● Work task
Only lines containing the string "months" belong in the answer; copy all of them from the entries.

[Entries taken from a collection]
##########
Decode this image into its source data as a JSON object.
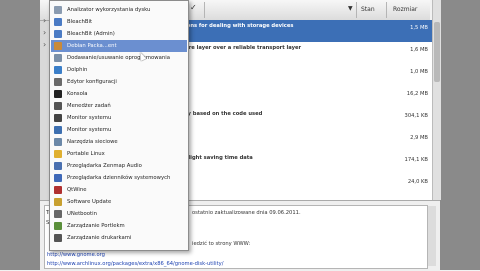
{
  "header": {
    "check_icon": "✓",
    "sort_icon": "▼",
    "status_col": "Stan",
    "size_col": "Rozmiar"
  },
  "packages": [
    {
      "name": "ions for dealing with storage devices",
      "size": "1,5 MB",
      "selected": true
    },
    {
      "name": "ure layer over a reliable transport layer",
      "size": "1,6 MB",
      "selected": false
    },
    {
      "name": "",
      "size": "1,0 MB",
      "selected": false
    },
    {
      "name": "",
      "size": "16,2 MB",
      "selected": false
    },
    {
      "name": "ry based on the code used",
      "size": "304,1 KB",
      "selected": false
    },
    {
      "name": "",
      "size": "2,9 MB",
      "selected": false
    },
    {
      "name": "ylight saving time data",
      "size": "174,1 KB",
      "selected": false
    },
    {
      "name": "",
      "size": "24,0 KB",
      "selected": false
    }
  ],
  "details": {
    "line1": "ostatnio zaktualizowane dnia 09.06.2011.",
    "line2": "iedzić to strony WWW:",
    "link1": "http://www.gnome.org",
    "link2": "http://www.archlinux.org/packages/extra/x86_64/gnome-disk-utility/",
    "prefix_t": "Tr",
    "prefix_s": "Si"
  },
  "menu": {
    "items": [
      {
        "label": "Analizator wykorzystania dysku",
        "icon": "disk-usage-icon",
        "color": "#8a9bb0"
      },
      {
        "label": "BleachBit",
        "icon": "bleachbit-icon",
        "color": "#4b7bc4"
      },
      {
        "label": "BleachBit (Admin)",
        "icon": "bleachbit-admin-icon",
        "color": "#4b7bc4"
      },
      {
        "label": "Debian Packa...ent",
        "icon": "package-icon",
        "color": "#c98a3a",
        "highlighted": true
      },
      {
        "label": "Dodawanie/usuwanie oprogramowania",
        "icon": "software-icon",
        "color": "#7a8fa8"
      },
      {
        "label": "Dolphin",
        "icon": "dolphin-icon",
        "color": "#3a7ec8"
      },
      {
        "label": "Edytor konfiguracji",
        "icon": "config-editor-icon",
        "color": "#6a6a6a"
      },
      {
        "label": "Konsola",
        "icon": "terminal-icon",
        "color": "#222222"
      },
      {
        "label": "Menedżer zadań",
        "icon": "task-manager-icon",
        "color": "#555555"
      },
      {
        "label": "Monitor systemu",
        "icon": "system-monitor-icon",
        "color": "#444444"
      },
      {
        "label": "Monitor systemu",
        "icon": "system-monitor-icon",
        "color": "#3d6fb0"
      },
      {
        "label": "Narzędzia sieciowe",
        "icon": "network-tools-icon",
        "color": "#6b88a8"
      },
      {
        "label": "Portable Linux",
        "icon": "portable-linux-icon",
        "color": "#e0b030"
      },
      {
        "label": "Przeglądarka Zenmap Audio",
        "icon": "zenmap-icon",
        "color": "#4a70b0"
      },
      {
        "label": "Przeglądarka dzienników systemowych",
        "icon": "log-viewer-icon",
        "color": "#3f69b8"
      },
      {
        "label": "QtWine",
        "icon": "wine-icon",
        "color": "#b03030"
      },
      {
        "label": "Software Update",
        "icon": "software-update-icon",
        "color": "#c8a030"
      },
      {
        "label": "UNetbootin",
        "icon": "unetbootin-icon",
        "color": "#666666"
      },
      {
        "label": "Zarządzanie Portlekm",
        "icon": "partition-manager-icon",
        "color": "#5a8f3a"
      },
      {
        "label": "Zarządzanie drukarkami",
        "icon": "printer-icon",
        "color": "#555555"
      }
    ]
  }
}
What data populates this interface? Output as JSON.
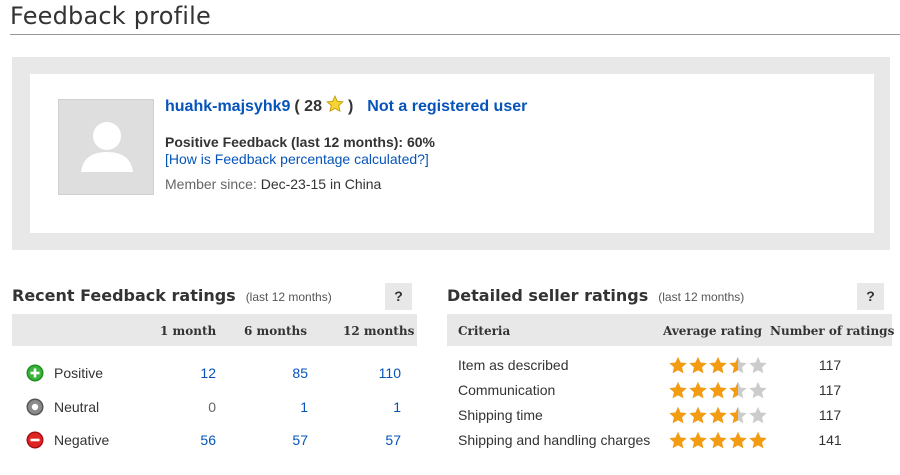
{
  "page": {
    "title": "Feedback profile"
  },
  "profile": {
    "username": "huahk-majsyhk9",
    "score_open": "( 28",
    "score_close": ")",
    "registration": "Not a registered user",
    "positive_feedback": "Positive Feedback (last 12 months): 60%",
    "calc_link": "[How is Feedback percentage calculated?]",
    "member_label": "Member since:",
    "member_value": "Dec-23-15 in China"
  },
  "recent": {
    "title": "Recent Feedback ratings",
    "subtitle": "(last 12 months)",
    "help": "?",
    "columns": [
      "1 month",
      "6 months",
      "12 months"
    ],
    "rows": [
      {
        "label": "Positive",
        "icon": "plus-circle-icon",
        "color": "#2aa52a",
        "values": [
          "12",
          "85",
          "110"
        ]
      },
      {
        "label": "Neutral",
        "icon": "neutral-circle-icon",
        "color": "#8a8a8a",
        "values": [
          "0",
          "1",
          "1"
        ]
      },
      {
        "label": "Negative",
        "icon": "minus-circle-icon",
        "color": "#d81c1c",
        "values": [
          "56",
          "57",
          "57"
        ]
      }
    ]
  },
  "detailed": {
    "title": "Detailed seller ratings",
    "subtitle": "(last 12 months)",
    "help": "?",
    "columns": [
      "Criteria",
      "Average rating",
      "Number of ratings"
    ],
    "rows": [
      {
        "label": "Item as described",
        "rating": 3.5,
        "count": "117"
      },
      {
        "label": "Communication",
        "rating": 3.5,
        "count": "117"
      },
      {
        "label": "Shipping time",
        "rating": 3.5,
        "count": "117"
      },
      {
        "label": "Shipping and handling charges",
        "rating": 5,
        "count": "141"
      }
    ]
  },
  "colors": {
    "link": "#0654ba",
    "star": "#f39c12",
    "star_empty": "#cccccc",
    "panel": "#e8e8e8"
  }
}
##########
● The answer
    "positive_feedback": "Positive Feedback (last 12 months): 60%",
    "subtitle": "(last 12 months)",
      "6 months",
      "12 months"
    "subtitle": "(last 12 months)",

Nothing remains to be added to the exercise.